### PROBLEM TO WORK ON
Below is a set of records, and all of them should be retyped exactly, minus the pictures.

### EXCERPTED RECORDS
....

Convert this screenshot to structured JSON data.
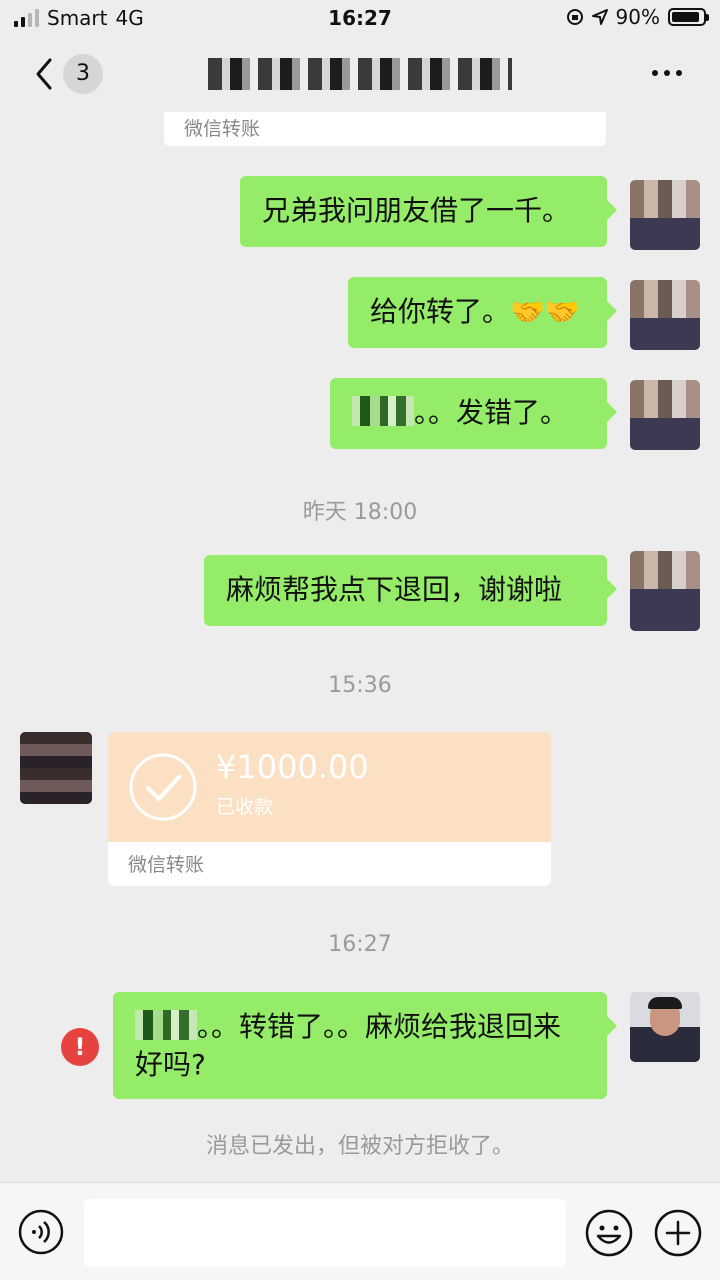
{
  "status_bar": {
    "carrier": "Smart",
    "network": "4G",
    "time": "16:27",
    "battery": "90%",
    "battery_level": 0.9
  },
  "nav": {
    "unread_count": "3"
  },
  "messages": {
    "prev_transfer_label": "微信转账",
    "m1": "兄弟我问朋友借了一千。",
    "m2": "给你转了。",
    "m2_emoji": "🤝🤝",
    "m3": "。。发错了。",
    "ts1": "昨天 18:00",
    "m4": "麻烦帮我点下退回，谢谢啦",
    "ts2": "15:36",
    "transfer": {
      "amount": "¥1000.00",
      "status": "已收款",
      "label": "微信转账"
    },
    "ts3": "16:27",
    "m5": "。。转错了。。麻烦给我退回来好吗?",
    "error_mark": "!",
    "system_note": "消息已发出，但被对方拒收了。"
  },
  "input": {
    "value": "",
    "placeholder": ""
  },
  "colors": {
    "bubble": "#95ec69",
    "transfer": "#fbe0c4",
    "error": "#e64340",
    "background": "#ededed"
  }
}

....

### OUTPUT OF THE EXERCISE
Convert this screenshot to structured JSON data.
{
  "status_bar": {
    "carrier": "Smart",
    "network": "4G",
    "time": "16:27",
    "battery": "90%",
    "battery_level": 0.9
  },
  "nav": {
    "unread_count": "3"
  },
  "messages": {
    "prev_transfer_label": "微信转账",
    "m1": "兄弟我问朋友借了一千。",
    "m2": "给你转了。",
    "m2_emoji": "🤝🤝",
    "m3": "。。发错了。",
    "ts1": "昨天 18:00",
    "m4": "麻烦帮我点下退回，谢谢啦",
    "ts2": "15:36",
    "transfer": {
      "amount": "¥1000.00",
      "status": "已收款",
      "label": "微信转账"
    },
    "ts3": "16:27",
    "m5": "。。转错了。。麻烦给我退回来好吗?",
    "error_mark": "!",
    "system_note": "消息已发出，但被对方拒收了。"
  },
  "input": {
    "value": "",
    "placeholder": ""
  },
  "colors": {
    "bubble": "#95ec69",
    "transfer": "#fbe0c4",
    "error": "#e64340",
    "background": "#ededed"
  }
}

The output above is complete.